A logical question

1. Aug 19, 2008

some_one

in a zoo there are
2 wolfs
2 tigers
2 lions
2 sheep
we need to house them in four cages (two animals in each cage) by these rules:
A.in one cage we need to house a wolf and a sheep.
B.we cant house two animals of the same kind in one cage.

which one of these arguments in necessarily true:
1.at least in one cage a lion and a tiger will be housed.
2.at exactly one cage a lion and a sheep will be housed.
3.at exactly one cage a tiger and a sheep will be housed.
4.there is another cage in which a sheep and a wolf will be housed.

what is the simplest way to solve this question??

i found one combination for each argument
and tried to find common stuff between them.

|wolf ,sheep |lion,tiger|sheep,lion|wolf,tiger|

|wolf,sheep |sheep,lion|wolf ,tiger|lion,tiger|

|wolf,sheep |sheep,tiger|wolf ,lion|lion,tiger|

if we put a fifth cage it leaves us with 4 animals
we cant put two animals in each one of the four left cages
if we left with only fours animals,so its not possible.

i found that a lion and a tiger in one cage is the common thing among these three combinations.

but i cant think of three combination in order to solve this kind of question
it takes too much time.

is there any easier way??

2. Aug 19, 2008

Werg22

1 sheep is with 1 wolf. They're gone. No need to worry about them. So you have

1 sheep
2 tigers
2 lions
1 wolf

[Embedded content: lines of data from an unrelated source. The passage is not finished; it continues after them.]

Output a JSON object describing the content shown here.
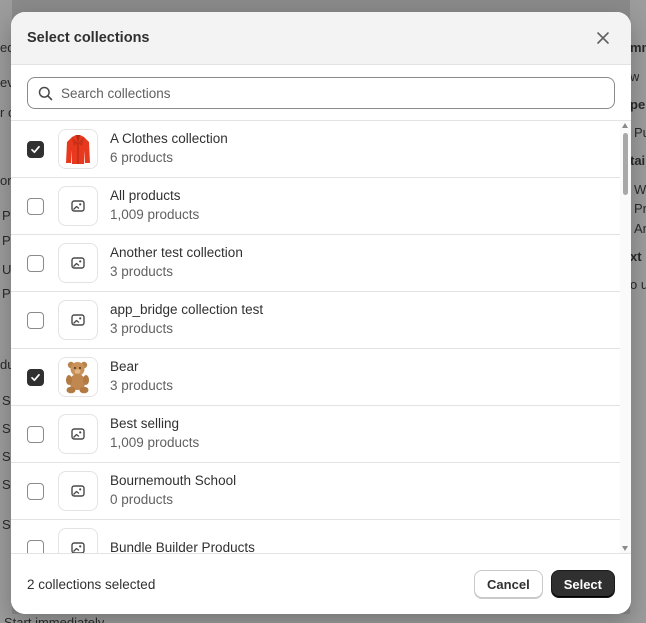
{
  "background": {
    "left_fragments": [
      "ed",
      "ev",
      "r c",
      "on",
      "P",
      "P",
      "U",
      "P",
      "du",
      "S",
      "S",
      "S",
      "S",
      "S"
    ],
    "right_fragments": [
      "mm",
      "w",
      "pe",
      "Pu",
      "tai",
      "W",
      "Pr",
      "Ar",
      "xt",
      "o up"
    ],
    "bottom_text": "Start immediately"
  },
  "modal": {
    "title": "Select collections",
    "close_icon": "close-icon"
  },
  "search": {
    "placeholder": "Search collections",
    "value": ""
  },
  "collections": [
    {
      "title": "A Clothes collection",
      "count": "6 products",
      "checked": true,
      "thumb": "red-jacket"
    },
    {
      "title": "All products",
      "count": "1,009 products",
      "checked": false,
      "thumb": "placeholder"
    },
    {
      "title": "Another test collection",
      "count": "3 products",
      "checked": false,
      "thumb": "placeholder"
    },
    {
      "title": "app_bridge collection test",
      "count": "3 products",
      "checked": false,
      "thumb": "placeholder"
    },
    {
      "title": "Bear",
      "count": "3 products",
      "checked": true,
      "thumb": "teddy-bear"
    },
    {
      "title": "Best selling",
      "count": "1,009 products",
      "checked": false,
      "thumb": "placeholder"
    },
    {
      "title": "Bournemouth School",
      "count": "0 products",
      "checked": false,
      "thumb": "placeholder"
    },
    {
      "title": "Bundle Builder Products",
      "count": "",
      "checked": false,
      "thumb": "placeholder"
    }
  ],
  "footer": {
    "status": "2 collections selected",
    "cancel_label": "Cancel",
    "select_label": "Select"
  }
}
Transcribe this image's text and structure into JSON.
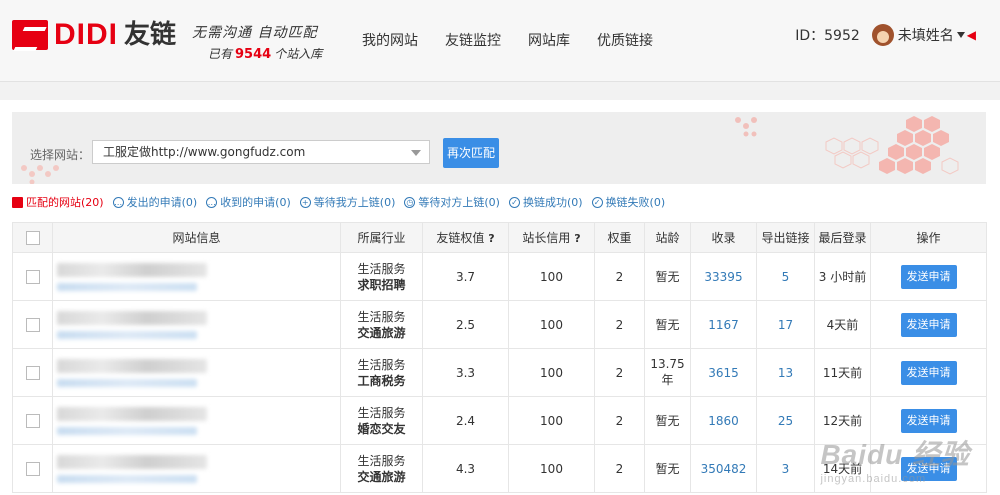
{
  "brand": {
    "logo_text": "DIDI",
    "logo_cn": "友链",
    "slogan_line1": "无需沟通  自动匹配",
    "slogan_prefix": "已有",
    "site_count": "9544",
    "slogan_suffix": "个站入库"
  },
  "nav": [
    "我的网站",
    "友链监控",
    "网站库",
    "优质链接"
  ],
  "user": {
    "id_label": "ID：5952",
    "name": "未填姓名"
  },
  "filter": {
    "label": "选择网站：",
    "selected_site": "工服定做http://www.gongfudz.com",
    "rematch_button": "再次匹配"
  },
  "tabs": [
    {
      "label": "匹配的网站(20)",
      "icon": "stack-icon",
      "active": true
    },
    {
      "label": "发出的申请(0)",
      "icon": "chat-icon"
    },
    {
      "label": "收到的申请(0)",
      "icon": "chat-filled-icon"
    },
    {
      "label": "等待我方上链(0)",
      "icon": "plus-circle-icon"
    },
    {
      "label": "等待对方上链(0)",
      "icon": "clock-icon"
    },
    {
      "label": "换链成功(0)",
      "icon": "check-circle-icon"
    },
    {
      "label": "换链失败(0)",
      "icon": "check-circle-icon"
    }
  ],
  "table": {
    "headers": {
      "site": "网站信息",
      "industry": "所属行业",
      "weight_value": "友链权值",
      "credit": "站长信用",
      "rank": "权重",
      "age": "站龄",
      "indexed": "收录",
      "outlinks": "导出链接",
      "last_login": "最后登录",
      "action": "操作"
    },
    "help_mark": "?",
    "rows": [
      {
        "industry": "生活服务",
        "sub": "求职招聘",
        "weight": "3.7",
        "credit": "100",
        "rank": "2",
        "age": "暂无",
        "indexed": "33395",
        "outlinks": "5",
        "last_login": "3 小时前",
        "action": "发送申请"
      },
      {
        "industry": "生活服务",
        "sub": "交通旅游",
        "weight": "2.5",
        "credit": "100",
        "rank": "2",
        "age": "暂无",
        "indexed": "1167",
        "outlinks": "17",
        "last_login": "4天前",
        "action": "发送申请"
      },
      {
        "industry": "生活服务",
        "sub": "工商税务",
        "weight": "3.3",
        "credit": "100",
        "rank": "2",
        "age": "13.75年",
        "indexed": "3615",
        "outlinks": "13",
        "last_login": "11天前",
        "action": "发送申请"
      },
      {
        "industry": "生活服务",
        "sub": "婚恋交友",
        "weight": "2.4",
        "credit": "100",
        "rank": "2",
        "age": "暂无",
        "indexed": "1860",
        "outlinks": "25",
        "last_login": "12天前",
        "action": "发送申请"
      },
      {
        "industry": "生活服务",
        "sub": "交通旅游",
        "weight": "4.3",
        "credit": "100",
        "rank": "2",
        "age": "暂无",
        "indexed": "350482",
        "outlinks": "3",
        "last_login": "14天前",
        "action": "发送申请"
      }
    ]
  },
  "watermark": {
    "big": "Baidu 经验",
    "small": "jingyan.baidu.com"
  },
  "colors": {
    "brand_red": "#e60012",
    "link_blue": "#337ab7",
    "button_blue": "#3a8ee6"
  }
}
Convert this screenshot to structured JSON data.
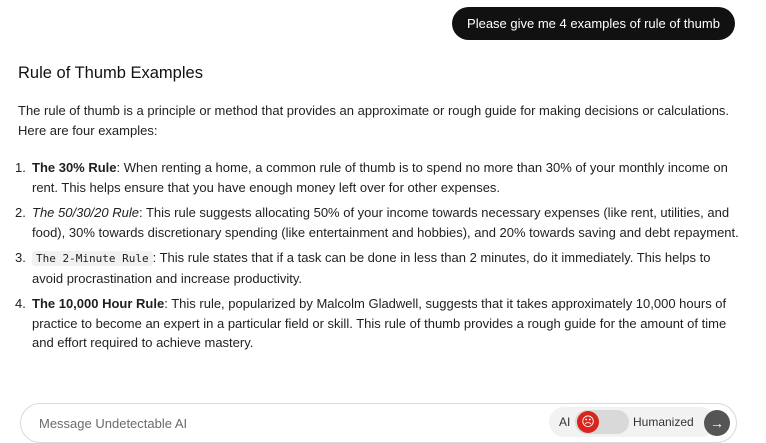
{
  "user_message": "Please give me 4 examples of rule of thumb",
  "answer": {
    "title": "Rule of Thumb Examples",
    "intro": "The rule of thumb is a principle or method that provides an approximate or rough guide for making decisions or calculations. Here are four examples:",
    "items": [
      {
        "num": "1.",
        "name": "The 30% Rule",
        "text": ": When renting a home, a common rule of thumb is to spend no more than 30% of your monthly income on rent. This helps ensure that you have enough money left over for other expenses."
      },
      {
        "num": "2.",
        "name": "The 50/30/20 Rule",
        "text": ": This rule suggests allocating 50% of your income towards necessary expenses (like rent, utilities, and food), 30% towards discretionary spending (like entertainment and hobbies), and 20% towards saving and debt repayment."
      },
      {
        "num": "3.",
        "name": "The 2-Minute Rule",
        "text": ": This rule states that if a task can be done in less than 2 minutes, do it immediately. This helps to avoid procrastination and increase productivity."
      },
      {
        "num": "4.",
        "name": "The 10,000 Hour Rule",
        "text": ": This rule, popularized by Malcolm Gladwell, suggests that it takes approximately 10,000 hours of practice to become an expert in a particular field or skill. This rule of thumb provides a rough guide for the amount of time and effort required to achieve mastery."
      }
    ]
  },
  "composer": {
    "placeholder": "Message Undetectable AI",
    "toggle_left": "AI",
    "toggle_right": "Humanized",
    "knob_icon": "sad-face-icon",
    "knob_glyph": "☹",
    "send_glyph": "→"
  },
  "colors": {
    "user_bubble": "#111111",
    "knob": "#d9241c",
    "send": "#555555"
  }
}
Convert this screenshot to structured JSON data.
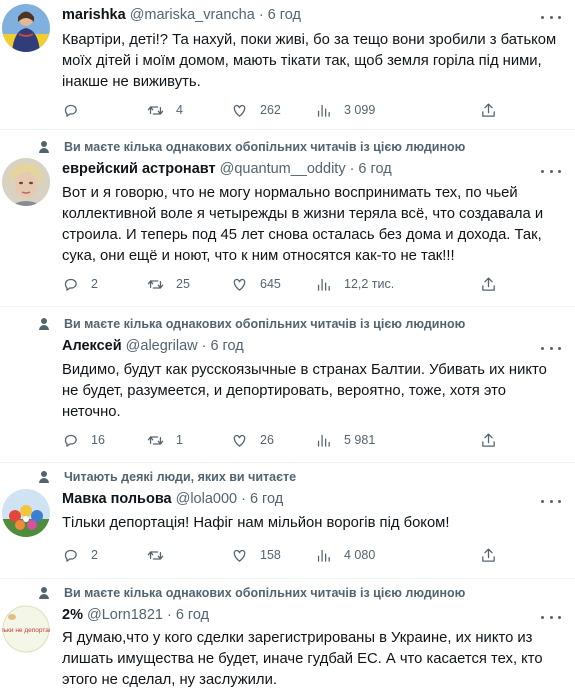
{
  "tweets": [
    {
      "social_context": "",
      "name": "marishka",
      "handle": "@mariska_vrancha",
      "dot": "·",
      "time": "6 год",
      "text": "Квартіри, деті!? Та нахуй, поки живі, бо за тещо вони зробили з батьком моїх дітей і моїм домом, мають тікати так, щоб земля горіла під ними, інакше не виживуть.",
      "replies": "",
      "retweets": "4",
      "likes": "262",
      "views": "3 099"
    },
    {
      "social_context": "Ви маєте кілька однакових обопільних читачів із цією людиною",
      "name": "еврейский астронавт",
      "handle": "@quantum__oddity",
      "dot": "·",
      "time": "6 год",
      "text": "Вот и я говорю, что не могу нормально воспринимать тех, по чьей коллективной воле я четырежды в жизни теряла всё, что создавала и строила. И теперь под 45 лет снова осталась без дома и дохода. Так, сука, они ещё и ноют, что к ним относятся как-то не так!!!",
      "replies": "2",
      "retweets": "25",
      "likes": "645",
      "views": "12,2 тис."
    },
    {
      "social_context": "Ви маєте кілька однакових обопільних читачів із цією людиною",
      "name": "Алексей",
      "handle": "@alegrilaw",
      "dot": "·",
      "time": "6 год",
      "text": "Видимо, будут как русскоязычные в странах Балтии. Убивать их никто не будет, разумеется, и депортировать, вероятно, тоже, хотя это неточно.",
      "replies": "16",
      "retweets": "1",
      "likes": "26",
      "views": "5 981"
    },
    {
      "social_context": "Читають деякі люди, яких ви читаєте",
      "name": "Мавка польова",
      "handle": "@lola000",
      "dot": "·",
      "time": "6 год",
      "text": "Тільки депортація! Нафіг нам мільйон ворогів під боком!",
      "replies": "2",
      "retweets": "",
      "likes": "158",
      "views": "4 080"
    },
    {
      "social_context": "Ви маєте кілька однакових обопільних читачів із цією людиною",
      "name": "2%",
      "handle": "@Lorn1821",
      "dot": "·",
      "time": "6 год",
      "text": "Я думаю,что у кого сделки зарегистрированы в Украине, их никто из лишать имущества не будет, иначе гудбай ЕС. А что касается тех, кто этого не сделал, ну заслужили.",
      "replies": "",
      "retweets": "",
      "likes": "",
      "views": ""
    }
  ],
  "avatars": {
    "t4_badge_text": "Тільки не депортація"
  },
  "icons": {
    "reply": "reply-icon",
    "retweet": "retweet-icon",
    "like": "like-icon",
    "views": "views-icon",
    "share": "share-icon",
    "more": "more-icon",
    "person": "person-icon"
  },
  "colors": {
    "text": "#0f1419",
    "secondary": "#536471",
    "divider": "#eff3f4"
  }
}
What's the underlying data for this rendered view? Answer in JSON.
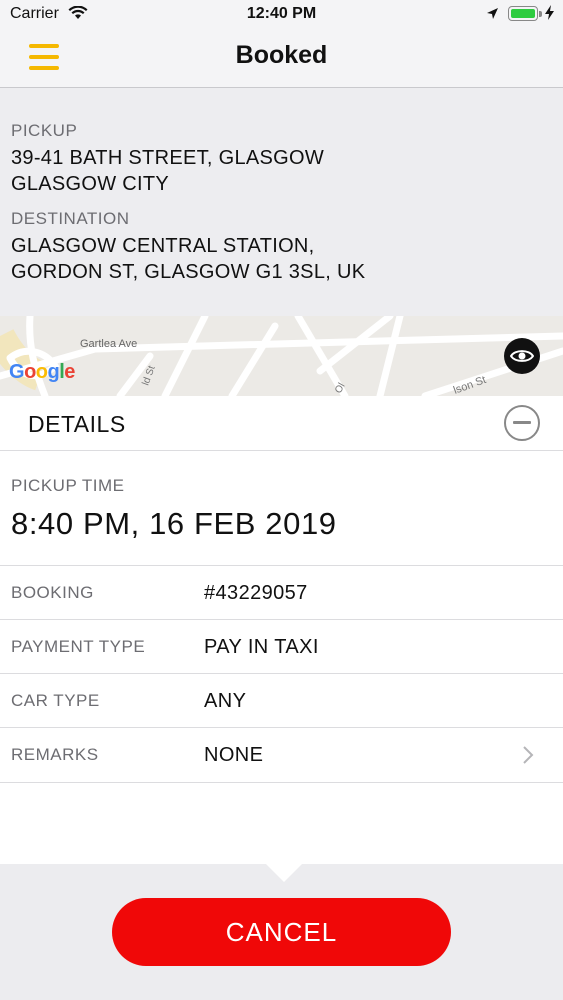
{
  "status_bar": {
    "carrier": "Carrier",
    "time": "12:40 PM"
  },
  "nav": {
    "title": "Booked"
  },
  "route": {
    "pickup_label": "PICKUP",
    "pickup_line1": "39-41 BATH STREET, GLASGOW",
    "pickup_line2": "GLASGOW CITY",
    "destination_label": "DESTINATION",
    "destination_line1": "GLASGOW CENTRAL STATION,",
    "destination_line2": "GORDON ST, GLASGOW G1 3SL, UK"
  },
  "map": {
    "street_1": "Gartlea Ave",
    "street_2": "ld St",
    "street_3": "Ol",
    "street_4": "lson St",
    "google_logo": "Google"
  },
  "details": {
    "title": "DETAILS",
    "pickup_time_label": "PICKUP TIME",
    "pickup_time_value": "8:40 PM, 16 FEB 2019",
    "rows": [
      {
        "label": "BOOKING",
        "value": "#43229057"
      },
      {
        "label": "PAYMENT TYPE",
        "value": "PAY IN TAXI"
      },
      {
        "label": "CAR TYPE",
        "value": "ANY"
      },
      {
        "label": "REMARKS",
        "value": "NONE"
      }
    ]
  },
  "actions": {
    "cancel_label": "CANCEL"
  },
  "colors": {
    "menu_icon": "#f5b800",
    "cancel_button": "#f00808",
    "battery": "#2ecc40"
  },
  "icons": [
    "wifi-icon",
    "location-arrow-icon",
    "battery-icon",
    "charging-bolt-icon",
    "hamburger-menu-icon",
    "eye-icon",
    "minus-circle-icon",
    "chevron-right-icon"
  ]
}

To me, it's obvious right away that a lion needs to be a tiger. Anyways, if you it isn't for you, or you want to argue it, then do the following: pick an animal with 2 individuals, lion or tiger here. I choose tiger. Do the following

Tiger ___ | Tiger ___ | ___ ___

You have the fill in the blanks with the remaining animals. Since 2 lions cannot be put together, they cannot be put in the last section, to the right. Therefore at least one must be put on the left, with a tiger.

3. Aug 20, 2008

some_one

thanks
i understand that